The interaction of a melittin mutant with a 1,2-dipalmitoyl-sn-glycero-3-phosphatidylcholine (DPPC)-supported lipid bilayer was studied with the use of time-resolved evanescent wave-induced fluorescence spectroscopy (TREWIFS) and evanescent wave-induced time-resolved fluorescence anisotropy measurements (EW-TRAMs). The mutant peptide was labeled at position(More)
The mechanism of interaction between a model antimicrobial peptide and phospholipid unilamellar vesicle membranes was studied using fluorescence spectroscopy, fluorescence lifetime measurements, and light scattering. The peptide, a mellitin mutant, was labeled at position K14 with the polarity-sensitive probe AlexaFluor 430. The kinetics of the interaction(More)
The interaction dynamics between a lytic peptide and a biomembrane was studied using time-lapse fluorescence lifetime imaging microscopy. The model membrane was 1,2-dipalmitoyl-sn-glycero-3-phosphochloine giant unilamellar vesicles (GUVs), and the peptide was the K14 derivative of melittin, to which the polarity-sensitive fluorescent probe AlexaFluor 430(More)
Bacterial biofilms are complex multicellular communities that are often associated with the emergence of large-scale patterns across the biofilm. How bacteria self-organize to form these structured communities is an area of active research. We have recently determined that the emergence of an intricate network of trails that forms during the twitching(More)
We have shown that the molecular conformation of a protein at an interface can be probed spatially using time-resolved evanescent wave-induced fluorescence spectroscopic (TREWIFS) techniques. Specifically, by varying the penetration depth of the evanescent field, variable-angle TREWIFS, coupled with variable-angle evanescent wave-induced time-resolved(More)

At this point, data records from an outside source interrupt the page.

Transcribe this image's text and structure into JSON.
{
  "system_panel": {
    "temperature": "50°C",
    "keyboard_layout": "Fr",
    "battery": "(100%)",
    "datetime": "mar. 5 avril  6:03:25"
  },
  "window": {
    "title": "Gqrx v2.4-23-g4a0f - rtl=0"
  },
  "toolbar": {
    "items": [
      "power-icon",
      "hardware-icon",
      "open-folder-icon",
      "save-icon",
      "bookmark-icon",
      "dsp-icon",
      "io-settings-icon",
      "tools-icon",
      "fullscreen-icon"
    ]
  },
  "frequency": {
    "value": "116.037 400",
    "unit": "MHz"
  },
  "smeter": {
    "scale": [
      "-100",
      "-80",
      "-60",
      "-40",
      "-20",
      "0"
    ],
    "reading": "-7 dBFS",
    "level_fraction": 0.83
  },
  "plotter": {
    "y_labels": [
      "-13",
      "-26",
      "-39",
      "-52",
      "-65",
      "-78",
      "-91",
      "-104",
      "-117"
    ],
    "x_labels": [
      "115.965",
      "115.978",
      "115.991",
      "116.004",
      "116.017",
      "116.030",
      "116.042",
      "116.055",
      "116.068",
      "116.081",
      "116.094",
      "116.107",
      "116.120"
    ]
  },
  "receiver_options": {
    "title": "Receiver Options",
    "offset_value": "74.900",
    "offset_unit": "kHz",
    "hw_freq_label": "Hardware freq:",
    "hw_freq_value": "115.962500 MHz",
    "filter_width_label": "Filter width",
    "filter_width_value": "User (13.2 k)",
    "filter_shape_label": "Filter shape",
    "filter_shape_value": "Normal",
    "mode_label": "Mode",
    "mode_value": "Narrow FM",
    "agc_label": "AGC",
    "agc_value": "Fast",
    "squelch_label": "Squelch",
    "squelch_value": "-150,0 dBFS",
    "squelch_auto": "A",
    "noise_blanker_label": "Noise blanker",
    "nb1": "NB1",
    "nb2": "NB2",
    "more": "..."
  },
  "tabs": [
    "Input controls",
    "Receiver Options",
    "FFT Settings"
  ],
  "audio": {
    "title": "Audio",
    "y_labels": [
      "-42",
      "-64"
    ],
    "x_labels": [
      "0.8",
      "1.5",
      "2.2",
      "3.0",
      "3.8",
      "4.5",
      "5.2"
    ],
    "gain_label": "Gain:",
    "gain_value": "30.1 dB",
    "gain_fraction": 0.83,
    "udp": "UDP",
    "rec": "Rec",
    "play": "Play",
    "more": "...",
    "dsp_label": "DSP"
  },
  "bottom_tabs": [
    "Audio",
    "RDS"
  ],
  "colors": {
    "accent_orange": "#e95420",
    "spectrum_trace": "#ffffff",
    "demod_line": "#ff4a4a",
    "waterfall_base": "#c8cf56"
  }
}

Bacteria form biofilms to facilitate colonization of biotic and abiotic surfaces, and biofilm formation on indwelling medical devices is a common cause of hospital-acquired infection. Although it is well-recognized that the exopolysaccharide capsule is one of the key bacterial components for biofilm formation, the underlying biophysical mechanism is poorly(More)